Wind River Reservation, 1927-1940
In 1927, a change in federal law allowed the Shoshones to sue the United States for the damages incurred and their loss of one-half of the reservation due to the Arapahos’ presence. In 1937, the U.S. Supreme Court ruled in the Shoshones’ favor and the tribe received over $6 million compensation. But the Supreme Court decision also made clear that the Northern Arapahos were considered equal partners with the Eastern Shoshone to the Wind River Reservation.
Shoshones, and also the Arapahos, firmly resisted other changes to tribal governance in the 1930s. In 1934, Congress passed the Indian Reorganization Act as well as other measures intended to give tribes more autonomy. Other acts reversed federal policy that previously outlawed many traditional native practices. The 1934 IRA called for tribes to reorganize their governance. This including writing formal constitutions and endowing elected business council to make tribal decisions. Neither Wind River tribe adopted the IRA. Political sovereignty to the present day still resides in the General Councils of both tribes.
One other major change occurred to the reservation in 1940. That year, the unclaimed lands that had been ceded in the 1905 McLaughlin agreement were restored to the tribal land base. Thus, Wind River Reservation geography in the modern era basically encompasses the same area as existed in 1872. (In 1872 the Bruno Agreement ceded about one-third of the 1868 treaty lands from the southern portion of the reservation). The city of Riverton lies wholly within the reservation as do the white owned farms in Pavilion, Kinnear, and the Midvale Irrigation District.
Wind River Reservation, 1940 to the present

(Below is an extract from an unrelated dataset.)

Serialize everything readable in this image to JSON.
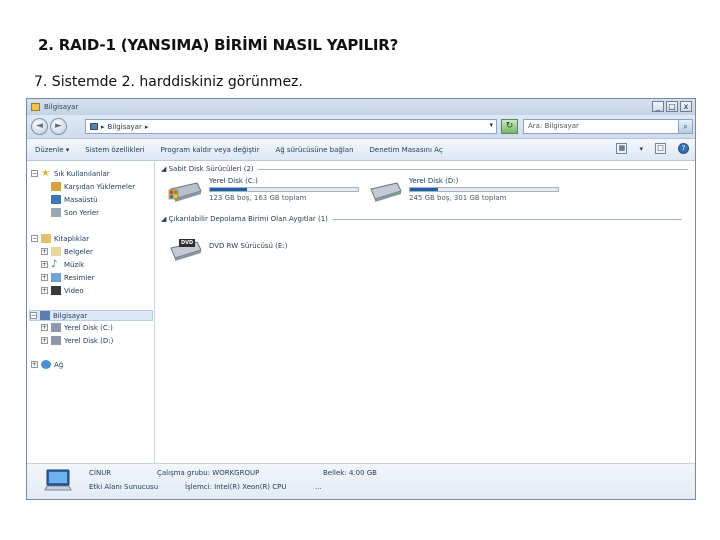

The Eastern Wyoming and Northern Arapaho tribes have separate governments organized under the auspices of the General Councils of each tribe. The administrative arm of each tribe is the tribal business council (the SBC and NABC). General Council members are all enrolled tribal members who are 18 years old or older. The General Council retains sovereignty for each tribe, but delegates many decisions for day-to-day activities to their respective business councils. Business Council members are elected to fixed terms of office. Each tribe has separate departments, such as housing, employment, social services, and the like. Until late 2014, the Joint Business Council (JBC) operated to attend to reservation matters that affected both tribes. Since then, however, the Arapahos have disavowed the JBC and use joint committees or memorandums of understanding to conduct joint business. Tribal revenues come from oil or gas leases, agricultural leases, casinos, hunting and fishing licenses sold to non-tribal members, cattle ranches, and other business enterprises.
Cultural traditions and ceremonies once banned by the government are now celebrated and encouraged These include rituals such as the sweat lodge, Sun Dance, Ghost Dance, and the Native American Church. Beadworking, powwow dancing, and other traditional practices continue to thrive to the delight of tribal members and non-tribal visitors alike. Both tribes are attempting to preserve their native language.
While older traditions and customs are preserved, practiced, and celebrated, Eastern Shoshone and Northern Arapahos also participate in the larger American consumer world. Cell phones are carried in ornately beaded bags—or simply stuffed into jeans pockets. Ranching and farmwork provide employment both on and off the reservation. Others own construction businesses. Many are college educated with professional careers. Like Americans everywhere, Shoshones and Arapahos own homes, rent houses or apartments, and drive trucks and cars. Many still own and ride horses. Thus, “walking in two worlds”—living with respect for elders and traditions of the past go hand-in-hand with living lives of modernity.